Where a line contains the word "note", copy that line from the records below.

--- Records to process ---
******************************
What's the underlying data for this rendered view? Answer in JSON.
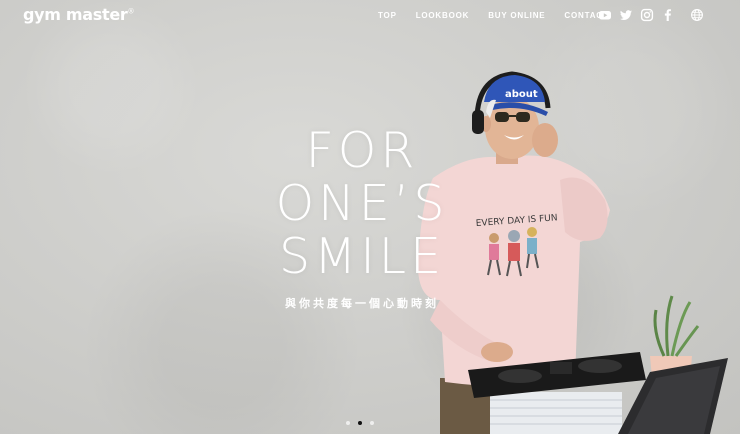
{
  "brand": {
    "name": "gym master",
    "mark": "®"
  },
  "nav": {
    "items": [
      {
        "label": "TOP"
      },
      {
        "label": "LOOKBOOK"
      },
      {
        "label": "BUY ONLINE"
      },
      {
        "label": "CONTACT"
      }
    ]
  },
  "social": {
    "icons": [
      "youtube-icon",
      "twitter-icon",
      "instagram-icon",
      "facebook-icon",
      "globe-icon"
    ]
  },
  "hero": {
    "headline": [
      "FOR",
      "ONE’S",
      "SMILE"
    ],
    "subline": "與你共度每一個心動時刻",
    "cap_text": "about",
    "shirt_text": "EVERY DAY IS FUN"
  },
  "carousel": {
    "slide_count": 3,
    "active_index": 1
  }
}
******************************
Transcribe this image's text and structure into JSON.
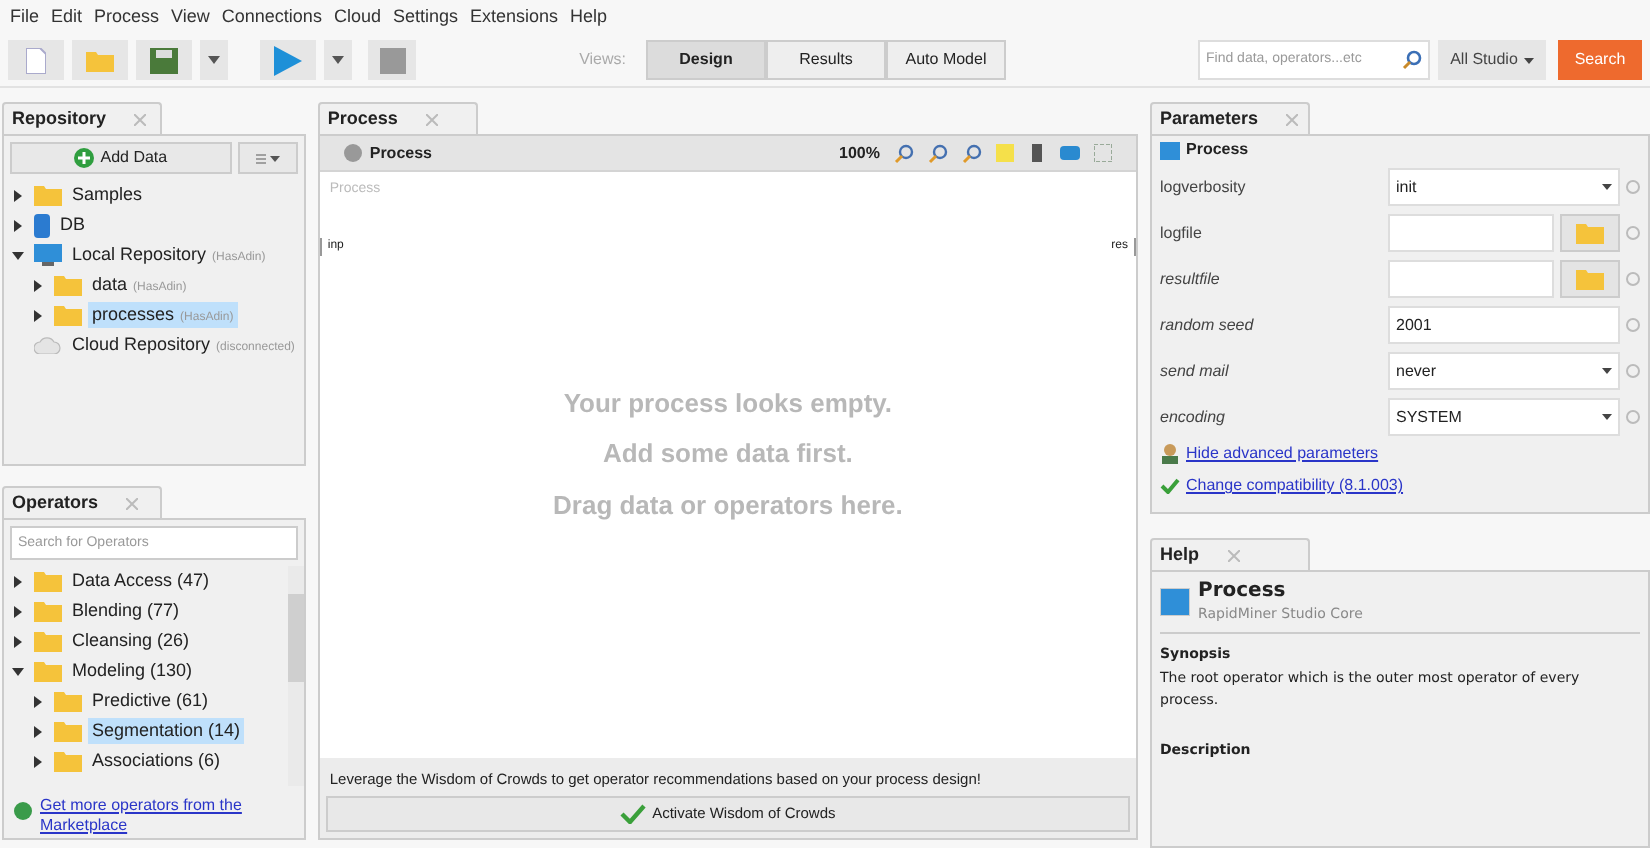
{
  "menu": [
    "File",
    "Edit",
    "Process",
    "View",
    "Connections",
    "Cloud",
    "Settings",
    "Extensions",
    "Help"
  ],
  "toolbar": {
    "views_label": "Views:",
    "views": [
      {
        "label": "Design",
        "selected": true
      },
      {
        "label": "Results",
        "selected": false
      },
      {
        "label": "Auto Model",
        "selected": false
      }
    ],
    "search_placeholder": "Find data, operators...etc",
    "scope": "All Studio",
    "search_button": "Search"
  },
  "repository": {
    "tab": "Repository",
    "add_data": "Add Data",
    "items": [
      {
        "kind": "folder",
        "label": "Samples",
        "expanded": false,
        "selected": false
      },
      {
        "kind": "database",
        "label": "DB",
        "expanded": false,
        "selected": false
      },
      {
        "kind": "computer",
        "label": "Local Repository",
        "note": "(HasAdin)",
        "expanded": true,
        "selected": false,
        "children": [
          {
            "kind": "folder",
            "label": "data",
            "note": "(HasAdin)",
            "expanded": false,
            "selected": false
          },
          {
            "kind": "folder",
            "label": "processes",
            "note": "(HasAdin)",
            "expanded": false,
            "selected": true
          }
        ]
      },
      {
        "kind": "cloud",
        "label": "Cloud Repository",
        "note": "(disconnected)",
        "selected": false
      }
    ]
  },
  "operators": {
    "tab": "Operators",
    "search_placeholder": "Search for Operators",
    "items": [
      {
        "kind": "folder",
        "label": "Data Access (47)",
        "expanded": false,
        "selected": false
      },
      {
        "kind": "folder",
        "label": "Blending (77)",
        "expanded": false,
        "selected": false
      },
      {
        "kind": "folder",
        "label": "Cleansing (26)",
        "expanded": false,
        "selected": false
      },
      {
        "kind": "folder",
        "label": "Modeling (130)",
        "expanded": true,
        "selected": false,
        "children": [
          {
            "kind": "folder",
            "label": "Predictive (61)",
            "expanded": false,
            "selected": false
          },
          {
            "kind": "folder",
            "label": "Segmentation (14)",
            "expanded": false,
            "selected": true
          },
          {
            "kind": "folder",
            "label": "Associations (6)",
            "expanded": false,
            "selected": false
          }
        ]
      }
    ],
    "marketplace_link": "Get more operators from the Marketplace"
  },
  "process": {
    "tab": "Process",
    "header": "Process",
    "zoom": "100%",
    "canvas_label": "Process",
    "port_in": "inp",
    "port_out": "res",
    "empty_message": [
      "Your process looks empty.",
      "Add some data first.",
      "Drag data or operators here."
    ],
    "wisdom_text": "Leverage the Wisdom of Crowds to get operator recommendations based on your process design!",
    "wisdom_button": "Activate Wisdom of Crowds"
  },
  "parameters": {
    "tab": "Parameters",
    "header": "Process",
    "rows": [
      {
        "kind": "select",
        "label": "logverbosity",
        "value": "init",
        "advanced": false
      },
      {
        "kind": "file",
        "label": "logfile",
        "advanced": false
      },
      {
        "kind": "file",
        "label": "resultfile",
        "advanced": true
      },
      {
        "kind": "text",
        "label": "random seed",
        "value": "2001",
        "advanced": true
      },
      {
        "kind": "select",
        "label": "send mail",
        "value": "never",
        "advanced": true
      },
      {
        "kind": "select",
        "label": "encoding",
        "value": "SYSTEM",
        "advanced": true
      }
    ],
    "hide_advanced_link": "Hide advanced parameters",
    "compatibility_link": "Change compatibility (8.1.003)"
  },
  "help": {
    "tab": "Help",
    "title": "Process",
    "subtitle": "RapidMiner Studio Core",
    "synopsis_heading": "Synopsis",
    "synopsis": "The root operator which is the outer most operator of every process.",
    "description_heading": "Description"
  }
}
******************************
--- Solution for this exercise ---
        "note": "(HasAdin)",
            "note": "(HasAdin)",
            "note": "(HasAdin)",
        "note": "(disconnected)",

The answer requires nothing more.